Pauley was 21 when he and Scott C. Smith killed three people at the Barn Door Tavern on June 12, 1980.

Slain were night manager Loran Dowell; bartender Robert Pierre; and Linda Burford, Pierre’s girlfriend and a former waitress. Burford was raped and left hanging by her neck from a railing, while Dowell and Pierre were tied up in the tavern’s walk-in cooler and shot in the head, authorities said.

Two other women were choked with electrical cords and left for dead in the women’s restroom, but they survived.

While in prison, Pauley has been a relatively trouble-free inmate.
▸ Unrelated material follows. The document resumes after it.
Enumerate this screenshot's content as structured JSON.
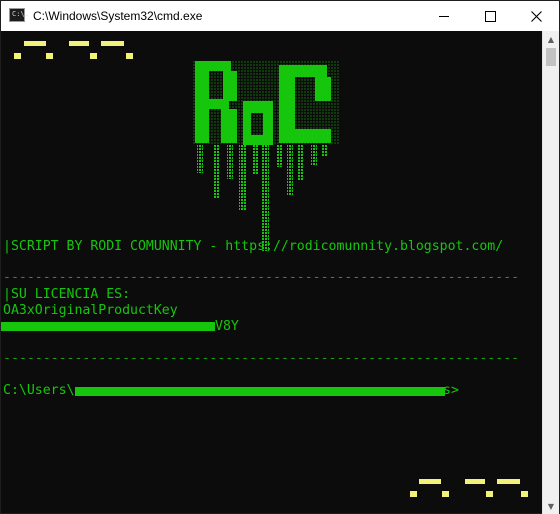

He has regularly worked, attended school, mentored other inmates and participated in religious activities, according to testimony during a board hearing in January.

Under state law, the Indeterminate Sentencing Review Board sets a minimum sentence for offenders ordered to prison before July 1, 1984, when Washington overhauled its criminal-sentencing system.

Pauley was convicted of three counts of first-degree murder, and sentences for two of the counts are to run consecutively. When he was sentenced, the trial judge did not make a recommendation as to a minimum term.

Pauley entered prison in 1981, and with time off his sentence for good behavior, finished serving his first murder term in 1999, according to the King County Prosecutor’s Office.

He is now serving the consecutive sentences for the other two counts.

Smith, Pauley’s co-defendant, was sentenced to five life terms after being convicted of three murder counts and two assault counts. He is not being considered for early release.

During the January board hearing at the Monroe Correctional Complex, Pauley apologized and blamed drugs, alcohol and depression for the murders. He said he made an impulse decision to shoot the two men in the cooler, but fingered his accomplice, Smith, for the third murder.

In its ruling this week, the board noted Pauley, when asked why he shot the victims who were already tied up, indicated he “panicked.”

Angie Dowell, whose father was killed and mother left for dead in the tavern, was among those opposed to Pauley’s early release. She attended Tuesday’s hearing but was not allowed to speak.

“I realize 35 years is a long time,” she said after the January hearing. “It wasn’t long enough.”

Dowell said Pauley failed to take “full responsibility” for the killings, instead offering scant details of what transpired inside the Barn Door Tavern and claiming a panicked decision led to the murders.